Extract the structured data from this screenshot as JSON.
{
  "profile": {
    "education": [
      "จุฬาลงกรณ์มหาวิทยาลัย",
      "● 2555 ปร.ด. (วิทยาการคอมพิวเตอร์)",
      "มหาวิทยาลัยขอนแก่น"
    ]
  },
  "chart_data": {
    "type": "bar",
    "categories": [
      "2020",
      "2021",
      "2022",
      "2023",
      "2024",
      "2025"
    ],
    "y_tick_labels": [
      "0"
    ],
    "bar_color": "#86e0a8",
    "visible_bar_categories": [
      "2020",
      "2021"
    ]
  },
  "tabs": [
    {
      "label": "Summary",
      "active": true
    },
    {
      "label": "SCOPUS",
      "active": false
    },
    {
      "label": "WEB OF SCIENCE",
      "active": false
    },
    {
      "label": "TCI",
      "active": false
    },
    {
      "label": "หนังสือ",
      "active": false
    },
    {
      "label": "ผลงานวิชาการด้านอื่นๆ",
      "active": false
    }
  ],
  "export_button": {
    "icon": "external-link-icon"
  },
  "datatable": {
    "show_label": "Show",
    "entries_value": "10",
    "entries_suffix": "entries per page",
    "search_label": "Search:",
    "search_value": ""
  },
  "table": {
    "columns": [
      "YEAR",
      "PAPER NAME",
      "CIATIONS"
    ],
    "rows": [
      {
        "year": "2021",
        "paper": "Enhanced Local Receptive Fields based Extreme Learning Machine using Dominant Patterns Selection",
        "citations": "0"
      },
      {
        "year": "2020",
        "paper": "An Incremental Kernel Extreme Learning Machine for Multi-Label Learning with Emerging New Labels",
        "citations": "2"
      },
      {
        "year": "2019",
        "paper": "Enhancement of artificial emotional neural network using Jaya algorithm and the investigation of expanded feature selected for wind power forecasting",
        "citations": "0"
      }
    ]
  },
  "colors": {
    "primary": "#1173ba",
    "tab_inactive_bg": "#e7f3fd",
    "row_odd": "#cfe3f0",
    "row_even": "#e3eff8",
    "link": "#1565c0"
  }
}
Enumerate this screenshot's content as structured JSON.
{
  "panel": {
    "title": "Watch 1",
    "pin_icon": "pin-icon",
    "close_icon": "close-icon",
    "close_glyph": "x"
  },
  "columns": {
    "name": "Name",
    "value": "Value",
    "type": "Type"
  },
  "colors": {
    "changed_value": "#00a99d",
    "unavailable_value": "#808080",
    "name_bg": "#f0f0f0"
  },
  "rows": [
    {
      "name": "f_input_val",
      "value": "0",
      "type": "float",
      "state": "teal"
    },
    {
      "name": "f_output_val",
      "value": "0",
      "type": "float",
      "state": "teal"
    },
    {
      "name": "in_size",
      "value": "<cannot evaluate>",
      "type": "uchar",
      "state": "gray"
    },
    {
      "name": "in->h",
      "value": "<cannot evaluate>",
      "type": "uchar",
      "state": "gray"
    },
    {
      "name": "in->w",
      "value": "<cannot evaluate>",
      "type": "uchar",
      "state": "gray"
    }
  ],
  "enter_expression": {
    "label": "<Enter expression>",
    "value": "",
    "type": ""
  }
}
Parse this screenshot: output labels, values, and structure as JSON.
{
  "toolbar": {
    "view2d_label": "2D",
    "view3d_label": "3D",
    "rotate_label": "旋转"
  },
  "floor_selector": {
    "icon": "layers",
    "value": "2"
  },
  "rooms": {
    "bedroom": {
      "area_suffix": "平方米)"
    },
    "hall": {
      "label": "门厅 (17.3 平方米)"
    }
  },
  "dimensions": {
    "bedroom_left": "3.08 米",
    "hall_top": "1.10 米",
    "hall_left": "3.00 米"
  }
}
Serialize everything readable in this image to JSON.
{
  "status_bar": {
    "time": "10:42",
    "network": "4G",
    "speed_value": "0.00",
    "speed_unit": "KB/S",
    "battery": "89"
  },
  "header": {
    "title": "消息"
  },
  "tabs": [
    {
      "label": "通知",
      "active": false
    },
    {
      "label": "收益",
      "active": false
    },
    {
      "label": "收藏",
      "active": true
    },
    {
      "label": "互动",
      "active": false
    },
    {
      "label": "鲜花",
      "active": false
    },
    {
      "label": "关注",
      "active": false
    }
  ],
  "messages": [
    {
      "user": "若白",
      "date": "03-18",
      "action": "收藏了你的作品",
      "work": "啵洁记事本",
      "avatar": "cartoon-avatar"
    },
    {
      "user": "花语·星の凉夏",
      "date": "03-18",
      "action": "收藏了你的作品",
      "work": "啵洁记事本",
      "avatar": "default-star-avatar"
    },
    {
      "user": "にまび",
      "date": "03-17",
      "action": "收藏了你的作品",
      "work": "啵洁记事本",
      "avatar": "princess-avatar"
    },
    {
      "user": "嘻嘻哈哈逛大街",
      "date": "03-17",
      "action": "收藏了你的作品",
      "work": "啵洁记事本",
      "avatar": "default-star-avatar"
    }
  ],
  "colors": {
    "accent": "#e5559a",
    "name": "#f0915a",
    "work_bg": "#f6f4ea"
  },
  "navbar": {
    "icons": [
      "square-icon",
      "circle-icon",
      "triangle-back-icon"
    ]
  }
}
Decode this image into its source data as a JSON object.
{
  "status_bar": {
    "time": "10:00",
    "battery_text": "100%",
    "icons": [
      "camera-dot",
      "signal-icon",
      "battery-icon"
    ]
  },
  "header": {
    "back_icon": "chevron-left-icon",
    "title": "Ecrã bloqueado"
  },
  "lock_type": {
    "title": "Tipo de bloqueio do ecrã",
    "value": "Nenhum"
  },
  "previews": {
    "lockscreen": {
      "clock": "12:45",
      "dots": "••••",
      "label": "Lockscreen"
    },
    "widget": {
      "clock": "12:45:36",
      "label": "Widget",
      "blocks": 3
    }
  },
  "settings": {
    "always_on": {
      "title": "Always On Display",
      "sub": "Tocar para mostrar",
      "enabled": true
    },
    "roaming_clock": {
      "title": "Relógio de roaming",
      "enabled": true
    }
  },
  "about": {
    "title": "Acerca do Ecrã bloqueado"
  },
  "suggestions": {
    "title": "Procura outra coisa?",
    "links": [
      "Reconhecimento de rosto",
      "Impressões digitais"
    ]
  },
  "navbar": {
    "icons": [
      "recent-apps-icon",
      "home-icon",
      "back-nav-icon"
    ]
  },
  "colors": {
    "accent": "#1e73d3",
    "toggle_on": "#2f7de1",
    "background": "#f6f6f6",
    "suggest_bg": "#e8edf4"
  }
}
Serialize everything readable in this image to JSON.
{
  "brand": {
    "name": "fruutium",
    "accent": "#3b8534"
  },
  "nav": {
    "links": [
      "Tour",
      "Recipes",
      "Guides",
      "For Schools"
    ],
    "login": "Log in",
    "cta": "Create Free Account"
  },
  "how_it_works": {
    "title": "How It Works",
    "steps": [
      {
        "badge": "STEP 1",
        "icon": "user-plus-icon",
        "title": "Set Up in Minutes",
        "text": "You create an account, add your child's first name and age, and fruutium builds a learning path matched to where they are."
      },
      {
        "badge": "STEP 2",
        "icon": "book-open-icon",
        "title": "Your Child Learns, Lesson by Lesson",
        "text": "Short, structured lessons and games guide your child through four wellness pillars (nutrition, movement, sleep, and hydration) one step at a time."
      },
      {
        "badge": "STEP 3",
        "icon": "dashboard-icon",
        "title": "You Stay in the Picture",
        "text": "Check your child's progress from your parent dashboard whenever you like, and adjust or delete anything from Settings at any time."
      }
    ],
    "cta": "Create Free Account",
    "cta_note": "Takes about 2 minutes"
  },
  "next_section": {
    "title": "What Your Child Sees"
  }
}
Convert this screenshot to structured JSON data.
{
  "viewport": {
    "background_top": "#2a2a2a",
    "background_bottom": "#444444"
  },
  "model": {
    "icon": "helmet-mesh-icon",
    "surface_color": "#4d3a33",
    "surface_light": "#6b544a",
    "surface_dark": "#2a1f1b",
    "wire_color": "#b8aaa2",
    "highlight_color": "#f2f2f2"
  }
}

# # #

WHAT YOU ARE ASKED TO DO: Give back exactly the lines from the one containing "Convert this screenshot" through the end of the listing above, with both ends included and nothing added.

RESPONSE BELOW:
Convert this screenshot to structured JSON data.
{
  "viewport": {
    "background_top": "#2a2a2a",
    "background_bottom": "#444444"
  },
  "model": {
    "icon": "helmet-mesh-icon",
    "surface_color": "#4d3a33",
    "surface_light": "#6b544a",
    "surface_dark": "#2a1f1b",
    "wire_color": "#b8aaa2",
    "highlight_color": "#f2f2f2"
  }
}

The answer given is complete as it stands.